Saved data entries
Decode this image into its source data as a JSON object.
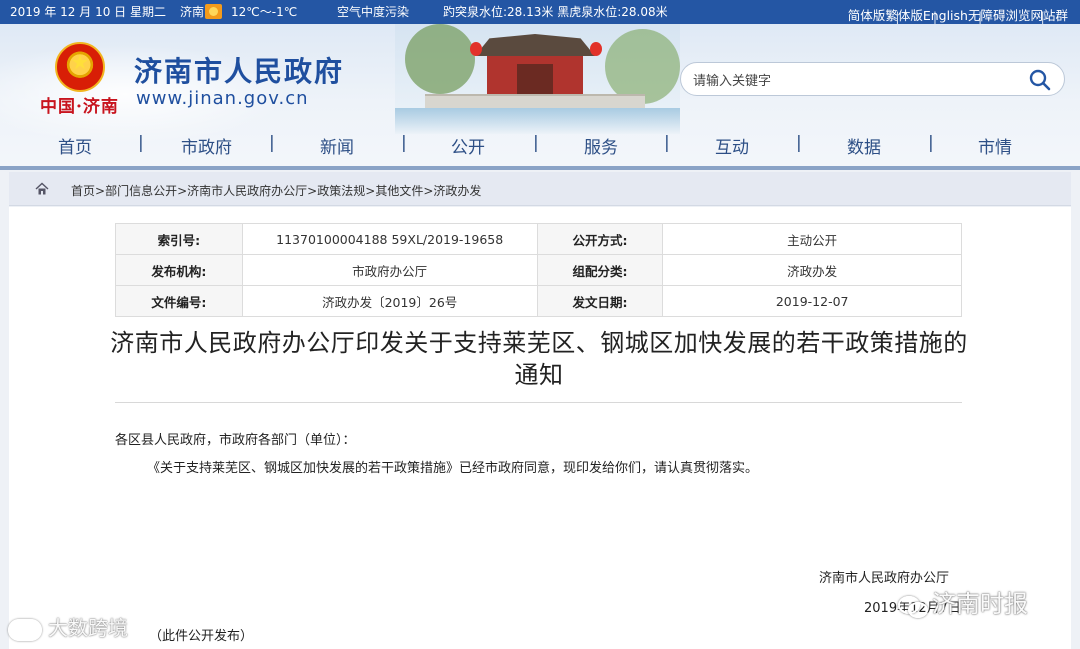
{
  "topbar": {
    "date": "2019 年 12 月 10 日 星期二",
    "city": "济南",
    "weather_icon": "sun-icon",
    "temperature": "12℃～-1℃",
    "air": "空气中度污染",
    "water": "趵突泉水位:28.13米 黑虎泉水位:28.08米",
    "links": [
      "简体版",
      "繁体版",
      "English",
      "无障碍浏览",
      "网站群"
    ]
  },
  "header": {
    "title": "济南市人民政府",
    "url": "www.jinan.gov.cn",
    "seal_text": "中国·济南"
  },
  "search": {
    "placeholder": "请输入关键字"
  },
  "nav": [
    "首页",
    "市政府",
    "新闻",
    "公开",
    "服务",
    "互动",
    "数据",
    "市情"
  ],
  "breadcrumb": [
    "首页",
    "部门信息公开",
    "济南市人民政府办公厅",
    "政策法规",
    "其他文件",
    "济政办发"
  ],
  "meta": {
    "index_label": "索引号:",
    "index_value": "11370100004188 59XL/2019-19658",
    "open_label": "公开方式:",
    "open_value": "主动公开",
    "org_label": "发布机构:",
    "org_value": "市政府办公厅",
    "cat_label": "组配分类:",
    "cat_value": "济政办发",
    "doc_label": "文件编号:",
    "doc_value": "济政办发〔2019〕26号",
    "date_label": "发文日期:",
    "date_value": "2019-12-07"
  },
  "document": {
    "title": "济南市人民政府办公厅印发关于支持莱芜区、钢城区加快发展的若干政策措施的通知",
    "greeting": "各区县人民政府，市政府各部门（单位）：",
    "body": "《关于支持莱芜区、钢城区加快发展的若干政策措施》已经市政府同意，现印发给你们，请认真贯彻落实。",
    "signature": "济南市人民政府办公厅",
    "date": "2019年12月7日",
    "publish_note": "（此件公开发布）"
  },
  "watermarks": {
    "left": "大数跨境",
    "right": "济南时报"
  }
}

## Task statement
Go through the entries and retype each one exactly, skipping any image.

## Response area
Decode this image into its source data as a JSON object.
{
  "topbar": {
    "date": "2019 年 12 月 10 日 星期二",
    "city": "济南",
    "weather_icon": "sun-icon",
    "temperature": "12℃～-1℃",
    "air": "空气中度污染",
    "water": "趵突泉水位:28.13米 黑虎泉水位:28.08米",
    "links": [
      "简体版",
      "繁体版",
      "English",
      "无障碍浏览",
      "网站群"
    ]
  },
  "header": {
    "title": "济南市人民政府",
    "url": "www.jinan.gov.cn",
    "seal_text": "中国·济南"
  },
  "search": {
    "placeholder": "请输入关键字"
  },
  "nav": [
    "首页",
    "市政府",
    "新闻",
    "公开",
    "服务",
    "互动",
    "数据",
    "市情"
  ],
  "breadcrumb": [
    "首页",
    "部门信息公开",
    "济南市人民政府办公厅",
    "政策法规",
    "其他文件",
    "济政办发"
  ],
  "meta": {
    "index_label": "索引号:",
    "index_value": "11370100004188 59XL/2019-19658",
    "open_label": "公开方式:",
    "open_value": "主动公开",
    "org_label": "发布机构:",
    "org_value": "市政府办公厅",
    "cat_label": "组配分类:",
    "cat_value": "济政办发",
    "doc_label": "文件编号:",
    "doc_value": "济政办发〔2019〕26号",
    "date_label": "发文日期:",
    "date_value": "2019-12-07"
  },
  "document": {
    "title": "济南市人民政府办公厅印发关于支持莱芜区、钢城区加快发展的若干政策措施的通知",
    "greeting": "各区县人民政府，市政府各部门（单位）：",
    "body": "《关于支持莱芜区、钢城区加快发展的若干政策措施》已经市政府同意，现印发给你们，请认真贯彻落实。",
    "signature": "济南市人民政府办公厅",
    "date": "2019年12月7日",
    "publish_note": "（此件公开发布）"
  },
  "watermarks": {
    "left": "大数跨境",
    "right": "济南时报"
  }
}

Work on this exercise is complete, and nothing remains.